Kenya has become the global technology hub of choice when it comes to attracting strategic business activities of ICT companies in emerging markets. Kenya is the regional leader in ICT in East and Central Africa and considered as one of the top innovation hubs in sub-Saharan Africa
Kenya is the top choice for regional headquarters as several blue-chip technology companies operate in Nairobi as the regional HQ for their East and Central Africa and African operations. The ICT sector is private sector driven, though the government has played a major role through investment in infrastructure and provision of incentives for the private sector to invest in the economy.
Kenya’s strong growth prospects are supported by an emerging middle-class and an increasing appetite for high-value good and services. Kenya’s favourable business environment and strong economy has allowed many companies to reduce operation costs and thus growing their profit margin.
What is the position of the ministry regarding the ICT Practitioners Bill (though it was rejected by the President), in regard to the degree certificate requirement for ICT professionals? Bashir Nuru
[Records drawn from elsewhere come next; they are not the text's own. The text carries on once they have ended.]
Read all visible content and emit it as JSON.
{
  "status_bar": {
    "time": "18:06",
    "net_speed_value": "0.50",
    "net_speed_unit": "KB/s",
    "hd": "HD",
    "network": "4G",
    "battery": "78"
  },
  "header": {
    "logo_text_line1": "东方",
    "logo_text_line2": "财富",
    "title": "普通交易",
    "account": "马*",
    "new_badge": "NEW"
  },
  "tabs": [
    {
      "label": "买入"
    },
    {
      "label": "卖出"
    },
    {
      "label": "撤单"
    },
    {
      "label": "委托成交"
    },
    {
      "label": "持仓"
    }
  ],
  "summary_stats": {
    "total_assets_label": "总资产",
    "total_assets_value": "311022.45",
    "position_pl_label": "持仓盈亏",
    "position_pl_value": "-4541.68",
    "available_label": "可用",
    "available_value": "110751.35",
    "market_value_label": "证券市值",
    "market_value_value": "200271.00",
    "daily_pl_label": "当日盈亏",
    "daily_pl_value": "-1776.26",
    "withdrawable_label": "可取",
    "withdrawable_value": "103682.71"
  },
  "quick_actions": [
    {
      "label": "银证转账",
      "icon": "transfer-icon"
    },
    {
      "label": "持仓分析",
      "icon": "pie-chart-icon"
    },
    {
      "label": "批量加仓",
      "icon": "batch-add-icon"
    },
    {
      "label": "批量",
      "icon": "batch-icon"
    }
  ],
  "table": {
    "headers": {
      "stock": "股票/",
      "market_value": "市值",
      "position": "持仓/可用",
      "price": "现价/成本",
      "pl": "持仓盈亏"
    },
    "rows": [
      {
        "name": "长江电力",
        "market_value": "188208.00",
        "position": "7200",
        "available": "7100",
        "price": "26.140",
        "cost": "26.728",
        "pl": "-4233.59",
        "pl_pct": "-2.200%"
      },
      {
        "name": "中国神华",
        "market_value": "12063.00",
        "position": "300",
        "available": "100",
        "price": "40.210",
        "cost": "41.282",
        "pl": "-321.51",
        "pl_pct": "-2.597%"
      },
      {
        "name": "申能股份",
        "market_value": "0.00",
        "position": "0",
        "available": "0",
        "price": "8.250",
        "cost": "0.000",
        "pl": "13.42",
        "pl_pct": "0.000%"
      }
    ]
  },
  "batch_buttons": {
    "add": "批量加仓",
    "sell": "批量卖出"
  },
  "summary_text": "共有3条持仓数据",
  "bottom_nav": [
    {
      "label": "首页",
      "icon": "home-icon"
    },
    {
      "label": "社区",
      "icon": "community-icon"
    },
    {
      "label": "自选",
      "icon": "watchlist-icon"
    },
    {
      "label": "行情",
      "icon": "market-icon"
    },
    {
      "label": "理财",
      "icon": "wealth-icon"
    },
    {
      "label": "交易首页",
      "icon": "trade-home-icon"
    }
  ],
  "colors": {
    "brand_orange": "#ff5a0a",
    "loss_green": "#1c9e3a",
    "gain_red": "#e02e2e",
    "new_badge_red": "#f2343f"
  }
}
First, we thank the President for not assenting to the bill. Second, the bill was neither supported by the ministry or by the majority of industry players. The bill in itself did not seek to solve any identified problem and in fact created more. The bill ignored recent developments in the ICT sector that have made Kenya an attractive place for both local and international investors. Finally, the bill contained inconsistencies that would make it extremely difficult to implement. The ICT industry players are happy that the President did not assent to this bill.